The way to think about it is this: when people are making a decision to change or to do something differently, and whether that’s a customer, or an individual, or a business, or a market, there’s really two phases that we deal with. One is where we’re gathering information and another is when we’re choosing amongst those pieces of information to make a decision. Now is it much more complicated than that? Is there a journey? Does it go back and forth? And is there a funnel? Yes, but I think you can agree that those two phases are generally the case and most often one has to precede the other.

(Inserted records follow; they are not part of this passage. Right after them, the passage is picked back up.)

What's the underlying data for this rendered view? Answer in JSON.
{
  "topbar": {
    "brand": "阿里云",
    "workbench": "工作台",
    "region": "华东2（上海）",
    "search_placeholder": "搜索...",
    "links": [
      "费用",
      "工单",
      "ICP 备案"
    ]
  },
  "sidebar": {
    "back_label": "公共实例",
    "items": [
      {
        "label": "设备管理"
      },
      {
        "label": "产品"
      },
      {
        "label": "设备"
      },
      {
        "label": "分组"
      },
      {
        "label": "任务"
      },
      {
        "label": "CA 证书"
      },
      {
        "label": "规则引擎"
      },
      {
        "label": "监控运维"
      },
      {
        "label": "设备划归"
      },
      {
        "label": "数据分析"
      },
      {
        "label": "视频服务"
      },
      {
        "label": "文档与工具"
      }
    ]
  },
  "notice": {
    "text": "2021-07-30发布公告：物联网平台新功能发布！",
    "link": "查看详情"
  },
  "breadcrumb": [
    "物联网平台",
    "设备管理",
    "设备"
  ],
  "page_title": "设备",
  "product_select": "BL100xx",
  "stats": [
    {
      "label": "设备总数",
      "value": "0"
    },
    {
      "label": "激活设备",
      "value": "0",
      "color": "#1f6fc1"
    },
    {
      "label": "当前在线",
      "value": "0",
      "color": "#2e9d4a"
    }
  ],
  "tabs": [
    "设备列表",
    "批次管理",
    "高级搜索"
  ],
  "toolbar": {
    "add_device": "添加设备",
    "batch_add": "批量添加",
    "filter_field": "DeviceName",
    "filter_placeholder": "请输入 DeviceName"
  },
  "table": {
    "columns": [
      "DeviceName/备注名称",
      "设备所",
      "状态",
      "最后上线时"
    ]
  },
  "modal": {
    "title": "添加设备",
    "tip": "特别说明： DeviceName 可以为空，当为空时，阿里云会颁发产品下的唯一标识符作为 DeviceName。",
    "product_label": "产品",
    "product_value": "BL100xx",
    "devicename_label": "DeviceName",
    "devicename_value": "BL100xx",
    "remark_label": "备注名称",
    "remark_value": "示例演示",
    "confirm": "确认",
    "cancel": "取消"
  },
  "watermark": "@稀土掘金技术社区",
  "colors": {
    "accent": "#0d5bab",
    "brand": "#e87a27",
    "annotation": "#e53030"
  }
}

People have to learn about something before they’re willing to do something. Here’s how this ties into creating messages with The Red Thread. We have to understand which phase somebody is in. Because if they’re at a learning phase, then the goal that they want, the problem that they have, the idea that will help get them receptive to change, even the change itself is going to look and sound very different than somebody who has already decided to act.
For instance, if I’ve got somebody who is at a conference and trying to learn about some new content marketing program or some new content marketing approach, then even if ultimately, I want them to buy a product or service that I have, I need to understand that in that moment, they’re still willing and ready only to learn. Which means that the problem they have can’t be that they don’t have my service. That the idea can’t be that my service is the only one that does things. And the change cannot be, “hey, buy my thing.”
The problem has to be with something about how they see the world. “You are looking at content marketing as a series of channels,” for instance, “but not really looking at the quality of the content.” The idea has to be something that explains that problem, that helps them see things in a new way.
Something like, “people still make decisions the same way.” And so, that leads to a change. “If we design content around how people make decisions, we’ll be able to navigate changes and channels much much more easily.”
Now, even if I’m selling a service that helps people develop better content, I’m not going to mention that in that situation. Because what I’m doing now, instead of invoking psychological reactance, is allowing people to come to those conclusions themselves. I am creating a space for agreement.
When somebody has decided to move, they decide to move from learning about something to doing something about it. Once they decide to move, then the answers to those questions can be different. Their goal now is to explore why your particular service might be better. Or they’re deciding between which service is going to be best. And in that case, the problem is going to reflect that goal.
The problem is that if we approach that goal one way by focusing only on the channels, we’re going to run into some other problems. “But, we at this particular company see that goal another way. We look at it as, “let’s look at the content and how it’s put together.” Which leads to an idea which now allows me to put my specific message in place.
I can say, “well at content whatever company.com, we believe X.” That’s the idea. Which now allows me to say, “that’s why at content company X, we approach this particular goal this way. Which is why we’ve developed our products that are x, y and z. Don’t you want to learn more?”
It all comes down to understanding that mindset. When we want to create change, we need to understand where somebody is. Are they in a learning mindset? Or are they in a doing mindset? And then, we use that to determine how do we fill in the blanks of The Red Thread from there? I’m Tamsen Webster, of tamsenwebster.com. Now go find your Red Thread.